Umbrella Liability Policy

Umbrella policies are designed to cover large, infrequent losses such as the total cost of claims that may result from a collision with a school bus. To decide whether you need an umbrella policy, think of the most extreme situations like a roof caving in under the weight of a once in a 100-year snowstorm, and the total cost of the claims that such an accident would produce if there were many people in the vicinity; then compare the amount with the limits of your current liability policies.

Umbrella liability insurance provides two kinds of coverage:

  • Payments of liabilities in excess of the policy limits for an insured's basic commercial general liability, or employers' liability coverage; and
  • Liability for areas not covered in other liability policies.

An umbrella policy offers you extra liability insurance that pays for a loss when the limits of your underlying policy are reached. So, if you are responsible for someone's injury that required $150,000 of medical treatment and the liability limit in your underlying policy is $100,000, your umbrella policy will pay the additional $50,000. Also, there are some situations, such as libel and slander that a standard policy does not cover. An umbrella liability policy enables people to protect themselves against catastrophic lawsuits in such situations.

Umbrella policies are sold with a variety of limits, commonly $1 million or $5 million. The underlying policies provide the first dollars in a liability claim and the umbrella is available to any remaining amounts until the amount paid by all policies reaches the umbrella limit.

Umbrella liability policy coverage usually protects policyholders wherever they travel. Many such policies will cover legal defense costs even if the charges are proved baseless. Umbrella liability coverage has come to be in high demand among individuals who have substantial assets and who may be especially vulnerable to lawsuits and costly judgments.
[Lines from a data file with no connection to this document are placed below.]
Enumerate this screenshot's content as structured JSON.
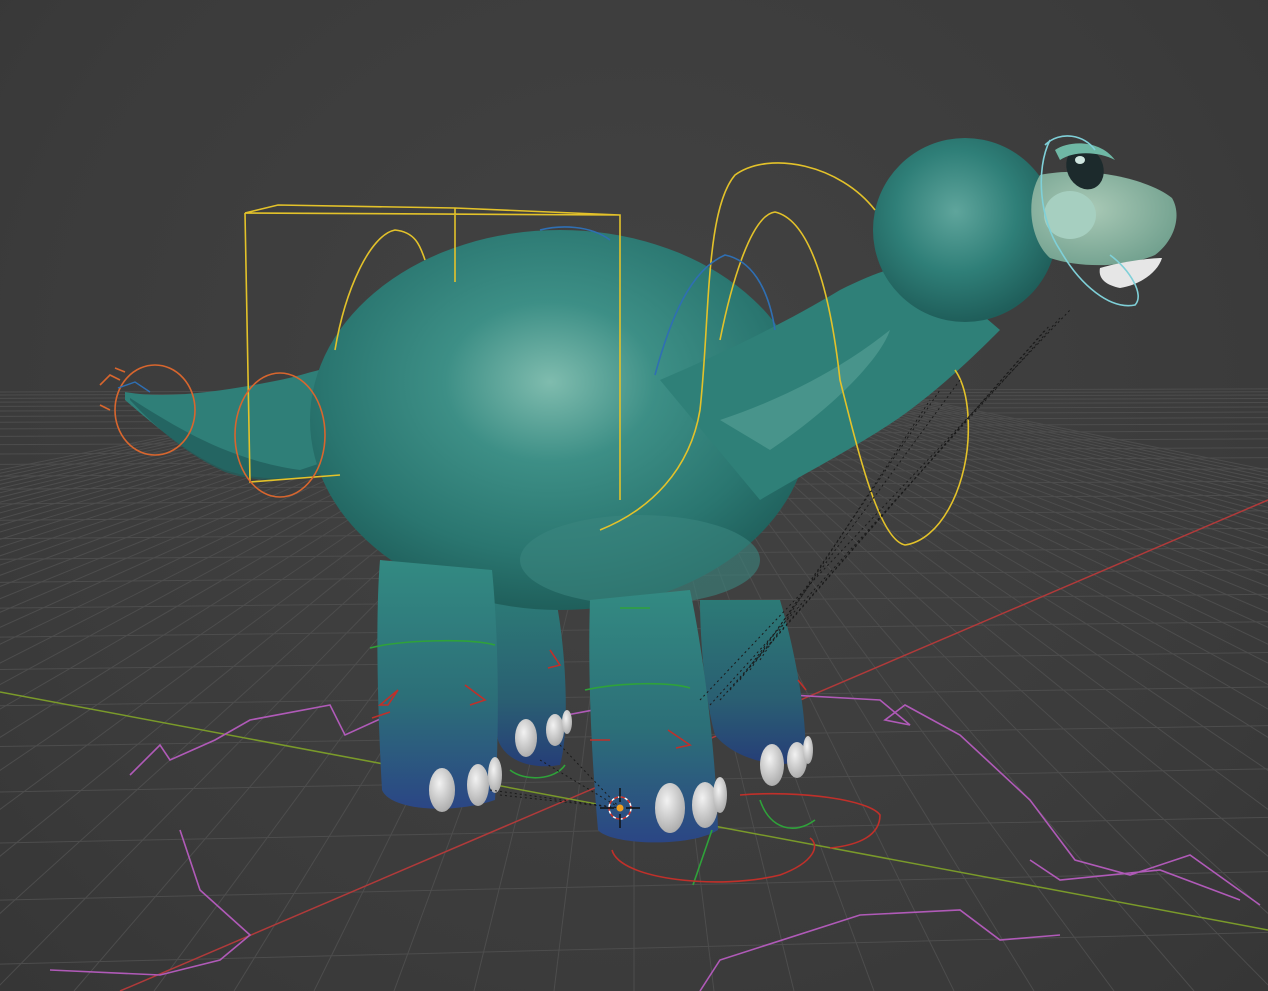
{
  "viewport": {
    "background": "#3d3d3d",
    "grid_color": "#4d4d4d",
    "x_axis_color": "#b03a3a",
    "y_axis_color": "#7a9a2a"
  },
  "scene": {
    "object": "dinosaur-mesh",
    "body_color": "#2e7f78",
    "body_highlight": "#6fb3a6",
    "belly_color": "#8fb7a6",
    "foot_color": "#2f4a86",
    "toenail_color": "#d9d9d9",
    "rig_controls": {
      "cog_box": "#e3c22a",
      "spine_rings": "#e3c22a",
      "ik_rings_green": "#2fa23a",
      "foot_controls_red": "#c0302a",
      "tail_controls_orange": "#d8662e",
      "spline_blue": "#2f6fb3",
      "root_control_magenta": "#b05ab8",
      "head_control_cyan": "#7fd0d8"
    },
    "icons": [
      "3d-cursor-icon"
    ]
  }
}
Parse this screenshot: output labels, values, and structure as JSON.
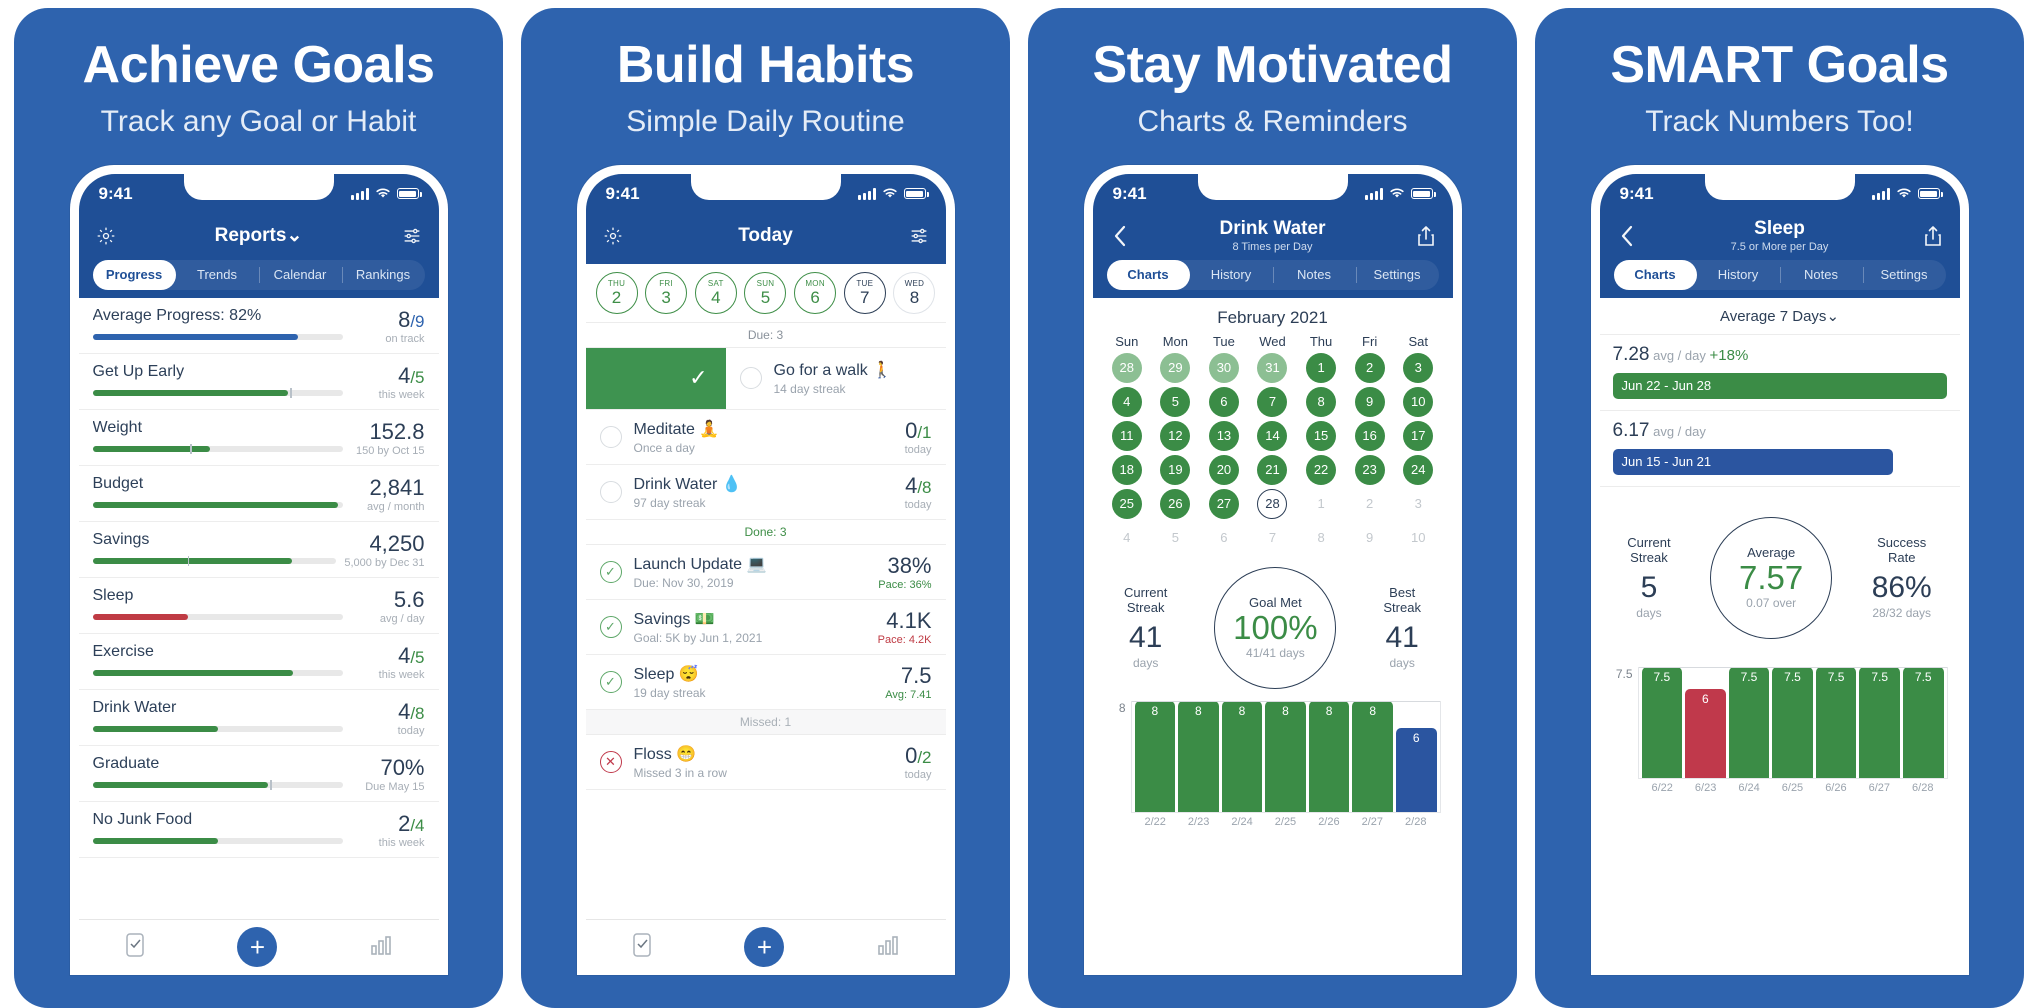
{
  "panels": [
    {
      "headline": "Achieve Goals",
      "subhead": "Track any Goal or Habit",
      "status": {
        "time": "9:41"
      },
      "nav": {
        "title": "Reports",
        "caret": "⌄",
        "left_icon": "gear-icon",
        "right_icon": "sliders-icon"
      },
      "tabs": [
        {
          "label": "Progress",
          "active": true
        },
        {
          "label": "Trends",
          "active": false
        },
        {
          "label": "Calendar",
          "active": false
        },
        {
          "label": "Rankings",
          "active": false
        }
      ],
      "rows": [
        {
          "title": "Average Progress: 82%",
          "value": "",
          "denom": "",
          "sub": "8/9",
          "vsub": "on track",
          "vmain": "8",
          "vdenom": "/9",
          "pct": 82,
          "color": "#2e63ae",
          "marker": 0
        },
        {
          "title": "Get Up Early",
          "vmain": "4",
          "vdenom": "/5",
          "vsub": "this week",
          "pct": 78,
          "color": "#3b8c46",
          "marker": 79
        },
        {
          "title": "Weight",
          "vmain": "152.8",
          "vdenom": "",
          "vsub": "150 by Oct 15",
          "pct": 47,
          "color": "#3b8c46",
          "marker": 39
        },
        {
          "title": "Budget",
          "vmain": "2,841",
          "vdenom": "",
          "vsub": "avg / month",
          "pct": 98,
          "color": "#3b8c46",
          "marker": 0
        },
        {
          "title": "Savings",
          "vmain": "4,250",
          "vdenom": "",
          "vsub": "5,000 by Dec 31",
          "pct": 82,
          "color": "#3b8c46",
          "marker": 39
        },
        {
          "title": "Sleep",
          "vmain": "5.6",
          "vdenom": "",
          "vsub": "avg / day",
          "pct": 38,
          "color": "#bf3b44",
          "marker": 0
        },
        {
          "title": "Exercise",
          "vmain": "4",
          "vdenom": "/5",
          "vsub": "this week",
          "pct": 80,
          "color": "#3b8c46",
          "marker": 0
        },
        {
          "title": "Drink Water",
          "vmain": "4",
          "vdenom": "/8",
          "vsub": "today",
          "pct": 50,
          "color": "#3b8c46",
          "marker": 0
        },
        {
          "title": "Graduate",
          "vmain": "70%",
          "vdenom": "",
          "vsub": "Due May 15",
          "pct": 70,
          "color": "#3b8c46",
          "marker": 71
        },
        {
          "title": "No Junk Food",
          "vmain": "2",
          "vdenom": "/4",
          "vsub": "this week",
          "pct": 50,
          "color": "#3b8c46",
          "marker": 0
        }
      ],
      "tabbar": {
        "left": "checklist-icon",
        "center": "+",
        "right": "bar-chart-icon"
      }
    },
    {
      "headline": "Build Habits",
      "subhead": "Simple Daily Routine",
      "status": {
        "time": "9:41"
      },
      "nav": {
        "title": "Today",
        "left_icon": "gear-icon",
        "right_icon": "sliders-icon"
      },
      "week": [
        {
          "dow": "THU",
          "day": "2",
          "state": "done"
        },
        {
          "dow": "FRI",
          "day": "3",
          "state": "done"
        },
        {
          "dow": "SAT",
          "day": "4",
          "state": "done"
        },
        {
          "dow": "SUN",
          "day": "5",
          "state": "done"
        },
        {
          "dow": "MON",
          "day": "6",
          "state": "done"
        },
        {
          "dow": "TUE",
          "day": "7",
          "state": "today"
        },
        {
          "dow": "WED",
          "day": "8",
          "state": "future"
        }
      ],
      "sections": [
        {
          "label": "Due: 3",
          "kind": "due"
        },
        {
          "label": "Done: 3",
          "kind": "done"
        },
        {
          "label": "Missed: 1",
          "kind": "missed"
        }
      ],
      "due_items": [
        {
          "title": "Go for a walk 🚶",
          "sub": "14 day streak",
          "vmain": "",
          "vdenom": "",
          "vsub": "",
          "swipe": true,
          "swipe_glyph": "✓"
        },
        {
          "title": "Meditate 🧘",
          "sub": "Once a day",
          "vmain": "0",
          "vdenom": "/1",
          "vsub": "today",
          "state": "open"
        },
        {
          "title": "Drink Water 💧",
          "sub": "97 day streak",
          "vmain": "4",
          "vdenom": "/8",
          "vsub": "today",
          "state": "open"
        }
      ],
      "done_items": [
        {
          "title": "Launch Update 💻",
          "sub": "Due: Nov 30, 2019",
          "vmain": "38%",
          "vdenom": "",
          "vsub": "Pace: 36%",
          "vsub_color": "#3b8c46",
          "state": "done"
        },
        {
          "title": "Savings 💵",
          "sub": "Goal: 5K by Jun 1, 2021",
          "vmain": "4.1K",
          "vdenom": "",
          "vsub": "Pace: 4.2K",
          "vsub_color": "#bf3b44",
          "state": "done"
        },
        {
          "title": "Sleep 😴",
          "sub": "19 day streak",
          "vmain": "7.5",
          "vdenom": "",
          "vsub": "Avg: 7.41",
          "vsub_color": "#3b8c46",
          "state": "done"
        }
      ],
      "missed_items": [
        {
          "title": "Floss 😁",
          "sub": "Missed 3 in a row",
          "vmain": "0",
          "vdenom": "/2",
          "vsub": "today",
          "state": "missed"
        }
      ],
      "tabbar": {
        "left": "checklist-icon",
        "center": "+",
        "right": "bar-chart-icon"
      }
    },
    {
      "headline": "Stay Motivated",
      "subhead": "Charts & Reminders",
      "status": {
        "time": "9:41"
      },
      "nav": {
        "title": "Drink Water",
        "sub": "8 Times per Day",
        "left_icon": "back-chevron-icon",
        "right_icon": "share-icon"
      },
      "tabs": [
        {
          "label": "Charts",
          "active": true
        },
        {
          "label": "History",
          "active": false
        },
        {
          "label": "Notes",
          "active": false
        },
        {
          "label": "Settings",
          "active": false
        }
      ],
      "calendar": {
        "month": "February 2021",
        "headers": [
          "Sun",
          "Mon",
          "Tue",
          "Wed",
          "Thu",
          "Fri",
          "Sat"
        ],
        "cells": [
          {
            "d": "28",
            "s": "gl"
          },
          {
            "d": "29",
            "s": "gl"
          },
          {
            "d": "30",
            "s": "gl"
          },
          {
            "d": "31",
            "s": "gl"
          },
          {
            "d": "1",
            "s": "g"
          },
          {
            "d": "2",
            "s": "g"
          },
          {
            "d": "3",
            "s": "g"
          },
          {
            "d": "4",
            "s": "g"
          },
          {
            "d": "5",
            "s": "g"
          },
          {
            "d": "6",
            "s": "g"
          },
          {
            "d": "7",
            "s": "g"
          },
          {
            "d": "8",
            "s": "g"
          },
          {
            "d": "9",
            "s": "g"
          },
          {
            "d": "10",
            "s": "g"
          },
          {
            "d": "11",
            "s": "g"
          },
          {
            "d": "12",
            "s": "g"
          },
          {
            "d": "13",
            "s": "g"
          },
          {
            "d": "14",
            "s": "g"
          },
          {
            "d": "15",
            "s": "g"
          },
          {
            "d": "16",
            "s": "g"
          },
          {
            "d": "17",
            "s": "g"
          },
          {
            "d": "18",
            "s": "g"
          },
          {
            "d": "19",
            "s": "g"
          },
          {
            "d": "20",
            "s": "g"
          },
          {
            "d": "21",
            "s": "g"
          },
          {
            "d": "22",
            "s": "g"
          },
          {
            "d": "23",
            "s": "g"
          },
          {
            "d": "24",
            "s": "g"
          },
          {
            "d": "25",
            "s": "g"
          },
          {
            "d": "26",
            "s": "g"
          },
          {
            "d": "27",
            "s": "g"
          },
          {
            "d": "28",
            "s": "today"
          },
          {
            "d": "1",
            "s": "out"
          },
          {
            "d": "2",
            "s": "out"
          },
          {
            "d": "3",
            "s": "out"
          },
          {
            "d": "4",
            "s": "out"
          },
          {
            "d": "5",
            "s": "out"
          },
          {
            "d": "6",
            "s": "out"
          },
          {
            "d": "7",
            "s": "out"
          },
          {
            "d": "8",
            "s": "out"
          },
          {
            "d": "9",
            "s": "out"
          },
          {
            "d": "10",
            "s": "out"
          }
        ]
      },
      "stats": {
        "left_label": "Current\nStreak",
        "left_big": "41",
        "left_sub": "days",
        "center_label": "Goal Met",
        "center_big": "100%",
        "center_sub": "41/41 days",
        "right_label": "Best\nStreak",
        "right_big": "41",
        "right_sub": "days"
      },
      "chart_data": {
        "type": "bar",
        "title": "Drink Water — last 7 days",
        "categories": [
          "2/22",
          "2/23",
          "2/24",
          "2/25",
          "2/26",
          "2/27",
          "2/28"
        ],
        "values": [
          8,
          8,
          8,
          8,
          8,
          8,
          6
        ],
        "colors": [
          "#3b8c46",
          "#3b8c46",
          "#3b8c46",
          "#3b8c46",
          "#3b8c46",
          "#3b8c46",
          "#2b55a0"
        ],
        "ylabel": "",
        "xlabel": "",
        "ylim": [
          0,
          8
        ],
        "ymax_label": "8",
        "grid": false,
        "legend": false
      }
    },
    {
      "headline": "SMART Goals",
      "subhead": "Track Numbers Too!",
      "status": {
        "time": "9:41"
      },
      "nav": {
        "title": "Sleep",
        "sub": "7.5 or More per Day",
        "left_icon": "back-chevron-icon",
        "right_icon": "share-icon"
      },
      "tabs": [
        {
          "label": "Charts",
          "active": true
        },
        {
          "label": "History",
          "active": false
        },
        {
          "label": "Notes",
          "active": false
        },
        {
          "label": "Settings",
          "active": false
        }
      ],
      "avg_header": "Average 7 Days",
      "avg_caret": "⌄",
      "avg_rows": [
        {
          "num": "7.28",
          "unit": "avg / day",
          "pct": "+18%",
          "range": "Jun 22 - Jun 28",
          "width": 100,
          "color": "#3b8c46"
        },
        {
          "num": "6.17",
          "unit": "avg / day",
          "pct": "",
          "range": "Jun 15 - Jun 21",
          "width": 84,
          "color": "#2b55a0"
        }
      ],
      "stats": {
        "left_label": "Current\nStreak",
        "left_big": "5",
        "left_sub": "days",
        "center_label": "Average",
        "center_big": "7.57",
        "center_sub": "0.07 over",
        "right_label": "Success\nRate",
        "right_big": "86%",
        "right_sub": "28/32 days"
      },
      "chart_data": {
        "type": "bar",
        "title": "Sleep — last 7 days",
        "categories": [
          "6/22",
          "6/23",
          "6/24",
          "6/25",
          "6/26",
          "6/27",
          "6/28"
        ],
        "values": [
          7.5,
          6,
          7.5,
          7.5,
          7.5,
          7.5,
          7.5
        ],
        "colors": [
          "#3b8c46",
          "#c0394b",
          "#3b8c46",
          "#3b8c46",
          "#3b8c46",
          "#3b8c46",
          "#3b8c46"
        ],
        "ylabel": "",
        "xlabel": "",
        "ylim": [
          0,
          7.5
        ],
        "ymax_label": "7.5",
        "grid": false,
        "legend": false
      }
    }
  ]
}
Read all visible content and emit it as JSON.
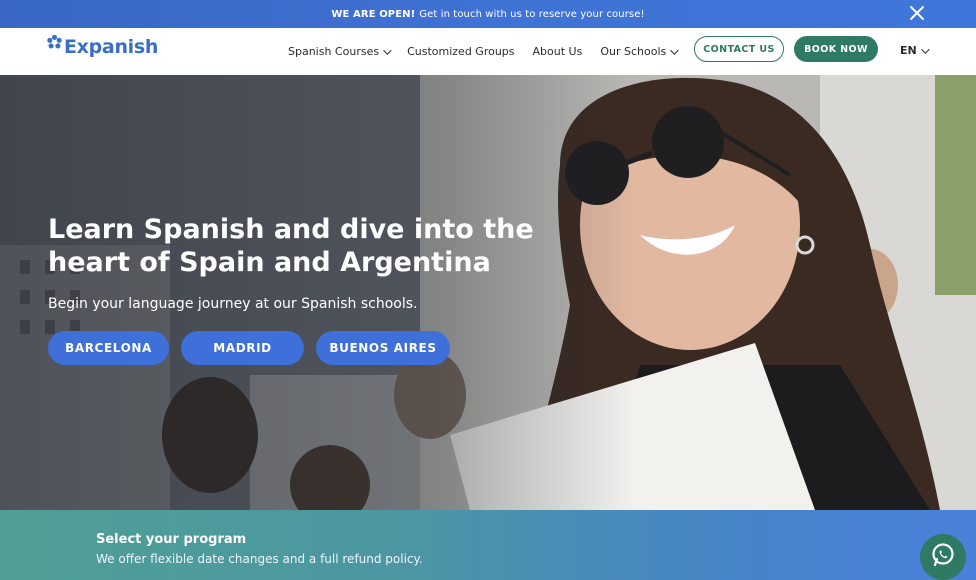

Keep in mind that most personal umbrella policies that are added to a homeowner's or personal auto insurance policy will cover liability stemming from business activities and business property only if covered by the basic policies. Always check your policy to see how it defines business and business property, or ask your agent.